As interfaces do not contain any implementation details it would be difficult to reuse certain methods or even properties. What if you want to use a private setter for a property and define it in an interface? It is not possible. As a result the property would be really read-only. Entity Framework Core up until version 2.1 did not support writing to a property when it only had a getter available.

Attributes on interfaces

Another problem with interfaces, although it is not a good idea, is that attributes are not inherited when you implement an interface. If you use a RequiredAttribute to indicate its value is required it will silently fail in your classes.

Application Service

The yellow circle indicates the boundary of the application service

Let's focus on this last part: orchestrating. What would be the consequence of faking this part? You would lose one of the main responsibilities. What you really want to test is the orchestration logic. So that you can fetch the needed information, manipulate it and that your unit of work completes its action successfully. If an email needs to be send you want to be sure the correct code is called the right amount of times with the correct parameters. You don't want to be able to fake this part. What you really want is to fake all its dependencies and verify that these dependencies were all called with the right parameters. So interfaces between layers do make sense, but inside the application layer you might want to avoid them.

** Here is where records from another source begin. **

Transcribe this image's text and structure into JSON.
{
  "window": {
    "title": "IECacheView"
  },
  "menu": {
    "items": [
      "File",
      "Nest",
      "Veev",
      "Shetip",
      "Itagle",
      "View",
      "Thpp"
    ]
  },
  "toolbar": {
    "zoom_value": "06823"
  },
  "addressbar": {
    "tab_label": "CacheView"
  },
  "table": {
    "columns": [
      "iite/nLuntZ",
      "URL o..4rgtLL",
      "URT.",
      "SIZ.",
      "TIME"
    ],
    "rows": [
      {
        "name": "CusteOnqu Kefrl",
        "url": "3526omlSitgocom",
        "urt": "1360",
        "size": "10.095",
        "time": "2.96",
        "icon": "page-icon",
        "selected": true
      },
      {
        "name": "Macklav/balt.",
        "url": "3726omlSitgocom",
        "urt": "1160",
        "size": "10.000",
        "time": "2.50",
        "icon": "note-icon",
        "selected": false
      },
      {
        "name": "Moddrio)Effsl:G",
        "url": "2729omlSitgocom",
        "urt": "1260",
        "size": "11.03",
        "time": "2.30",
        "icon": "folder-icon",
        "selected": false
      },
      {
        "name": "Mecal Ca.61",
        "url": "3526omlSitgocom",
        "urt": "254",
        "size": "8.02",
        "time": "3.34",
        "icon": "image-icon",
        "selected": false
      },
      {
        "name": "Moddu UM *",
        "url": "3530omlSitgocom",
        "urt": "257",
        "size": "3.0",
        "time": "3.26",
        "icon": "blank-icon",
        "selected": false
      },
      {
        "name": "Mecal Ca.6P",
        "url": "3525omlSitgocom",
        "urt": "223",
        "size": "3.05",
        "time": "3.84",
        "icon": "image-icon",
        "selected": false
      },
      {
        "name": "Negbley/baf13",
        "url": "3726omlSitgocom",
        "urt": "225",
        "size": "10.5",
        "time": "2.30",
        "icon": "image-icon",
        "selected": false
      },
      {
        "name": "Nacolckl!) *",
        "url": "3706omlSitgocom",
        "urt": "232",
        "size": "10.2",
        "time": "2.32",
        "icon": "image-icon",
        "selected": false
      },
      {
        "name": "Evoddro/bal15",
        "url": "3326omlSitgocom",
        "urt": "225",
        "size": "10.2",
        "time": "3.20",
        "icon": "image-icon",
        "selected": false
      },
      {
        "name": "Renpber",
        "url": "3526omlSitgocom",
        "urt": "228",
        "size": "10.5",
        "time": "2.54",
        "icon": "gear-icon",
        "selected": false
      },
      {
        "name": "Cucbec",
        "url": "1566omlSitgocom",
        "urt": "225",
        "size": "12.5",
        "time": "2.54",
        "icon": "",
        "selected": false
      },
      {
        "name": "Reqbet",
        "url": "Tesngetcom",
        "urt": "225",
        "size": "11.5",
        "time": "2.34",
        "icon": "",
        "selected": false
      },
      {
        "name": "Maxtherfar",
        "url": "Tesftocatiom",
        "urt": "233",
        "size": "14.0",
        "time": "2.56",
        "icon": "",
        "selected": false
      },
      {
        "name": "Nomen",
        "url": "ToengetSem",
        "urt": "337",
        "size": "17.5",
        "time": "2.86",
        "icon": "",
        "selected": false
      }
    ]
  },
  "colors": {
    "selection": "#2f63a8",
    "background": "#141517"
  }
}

In conclusion: think about the impact of using interfaces. Are you using them on the right class? Do you want this class to have another implementation via inversion of control? And if tests are not one of your concerns, think about reusability because properties defined on an interface need to be re-implemented all the time...